stdout and stderr of the program will be recorded, and a non-zero exit code will be considered as a failure.
Monitoring cron jobs
To monitor a cron job, simply run the above set up from your cron script. To avoid receiving e-mails from cron daemon, you might want to write something like:
JENKINS_HOME=http://myserver.acme.org/path/to/jenkins/ 0 * * * * export JENKINS_HOME=$JENKINS_HOME; java -jar jenkins-core-*.jar "backup" backup.sh 2>&1 > /dev/null
Note that you can also move the cron job itself to Jenkins by using free-style software project, which would also allow you to manually execute the job outside the scheduled executions.
Submit a run programmatically
The above command submits the execution and its result by sending XML to HTTP. This means you can submit an execution record from any program, as long as you follow the same XML format.
The format is explained below:

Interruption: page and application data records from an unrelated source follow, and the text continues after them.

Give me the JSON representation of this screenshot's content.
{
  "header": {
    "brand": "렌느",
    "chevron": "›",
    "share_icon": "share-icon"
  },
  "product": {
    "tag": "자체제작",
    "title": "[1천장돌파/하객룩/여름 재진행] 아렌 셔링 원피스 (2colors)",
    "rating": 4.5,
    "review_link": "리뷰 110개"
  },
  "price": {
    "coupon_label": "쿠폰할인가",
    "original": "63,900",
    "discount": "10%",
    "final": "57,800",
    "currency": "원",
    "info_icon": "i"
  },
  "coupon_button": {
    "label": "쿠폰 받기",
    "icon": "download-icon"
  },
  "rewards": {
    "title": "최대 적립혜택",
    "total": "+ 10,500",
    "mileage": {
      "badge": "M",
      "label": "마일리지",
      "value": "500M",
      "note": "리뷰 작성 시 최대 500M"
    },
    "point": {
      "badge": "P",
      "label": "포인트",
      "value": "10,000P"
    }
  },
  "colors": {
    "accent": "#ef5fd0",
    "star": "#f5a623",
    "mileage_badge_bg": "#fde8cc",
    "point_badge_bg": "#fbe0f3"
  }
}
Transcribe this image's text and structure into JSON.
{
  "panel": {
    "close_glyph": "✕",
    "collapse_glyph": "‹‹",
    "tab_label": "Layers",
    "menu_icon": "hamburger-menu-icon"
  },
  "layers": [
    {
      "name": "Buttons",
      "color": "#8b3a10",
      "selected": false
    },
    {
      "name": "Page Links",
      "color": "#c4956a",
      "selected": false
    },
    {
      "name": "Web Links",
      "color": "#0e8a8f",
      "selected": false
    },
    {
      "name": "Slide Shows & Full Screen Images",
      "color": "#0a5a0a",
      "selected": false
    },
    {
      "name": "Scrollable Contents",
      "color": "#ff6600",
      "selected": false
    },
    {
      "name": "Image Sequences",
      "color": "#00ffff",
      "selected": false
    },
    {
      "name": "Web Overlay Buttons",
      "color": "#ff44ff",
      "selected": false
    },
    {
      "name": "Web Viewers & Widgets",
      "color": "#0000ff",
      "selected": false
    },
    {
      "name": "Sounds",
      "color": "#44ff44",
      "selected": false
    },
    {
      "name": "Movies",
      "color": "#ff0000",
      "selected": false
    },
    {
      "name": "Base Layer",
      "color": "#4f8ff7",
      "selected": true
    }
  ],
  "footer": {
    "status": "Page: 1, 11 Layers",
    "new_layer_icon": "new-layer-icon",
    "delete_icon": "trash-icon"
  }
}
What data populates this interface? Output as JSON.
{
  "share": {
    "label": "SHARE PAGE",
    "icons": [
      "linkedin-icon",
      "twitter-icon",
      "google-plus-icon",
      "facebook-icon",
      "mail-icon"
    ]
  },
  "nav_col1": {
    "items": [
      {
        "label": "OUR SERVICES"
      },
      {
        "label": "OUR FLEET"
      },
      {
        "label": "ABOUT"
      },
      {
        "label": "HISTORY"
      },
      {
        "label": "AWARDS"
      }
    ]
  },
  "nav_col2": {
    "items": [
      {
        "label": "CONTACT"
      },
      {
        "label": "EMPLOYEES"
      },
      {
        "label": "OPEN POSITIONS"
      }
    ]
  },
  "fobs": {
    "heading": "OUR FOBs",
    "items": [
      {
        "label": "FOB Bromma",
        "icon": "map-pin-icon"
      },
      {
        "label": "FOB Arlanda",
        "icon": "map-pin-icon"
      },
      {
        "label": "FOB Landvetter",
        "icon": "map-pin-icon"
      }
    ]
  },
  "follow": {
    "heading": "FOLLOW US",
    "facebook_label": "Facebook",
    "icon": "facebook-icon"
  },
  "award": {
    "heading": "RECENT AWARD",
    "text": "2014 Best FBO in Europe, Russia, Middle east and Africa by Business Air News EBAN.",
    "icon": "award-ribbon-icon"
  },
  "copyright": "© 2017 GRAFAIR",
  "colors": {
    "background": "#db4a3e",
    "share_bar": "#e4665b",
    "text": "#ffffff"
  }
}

<run> <log encoding="hexBinary">...hex binary encoded console output...</log> <result>... integer indicating the error code. 0 is success and everything else is failure</result> <duration>... milliseconds it took to execute this run ...</duration> <displayName>... The name to be displayed rather than the build number ...</displayName> <description>... Description of the build ...</description> </run>
duration element is optional, since 1.429
description can also optionally be appended, these three elements can be in any order, but must appear after log and result in that order. Console output is hexBinary encoded so that you can pass in any control characters that are otherwise disallowed in XML.
The above XML needs to be sent to
A simple example using curl would be (using no real data; the sequence
4142430A encodes a console output of
ABC plus a trailing line feed symbol):
$ curl -X POST -d '<run><log encoding="hexBinary">4142430A</log><result>0</result><duration>2000</duration></run>' \ http://user:pass@myhost/jenkins/job/_jobName_/postBuildResult
Submit a run per CLI
The easiest option is for the execution can be submitted per CLI/ssh command. The gzipped log file can be transported through pipe:
$ cat result.log.gz | ssh jenkins set-external-build-result --display 7d552c4ba_Linux_tb21 --job buildbot --result 1 -b --duration 42 --log -
Sometimes build number is needed, as the calling program might need to put an URL to the submitted build. The CLI command above returns the new build number. The command above can be called programmatically from a Java application. You can find a sample for it here.
Please refer to the changelog.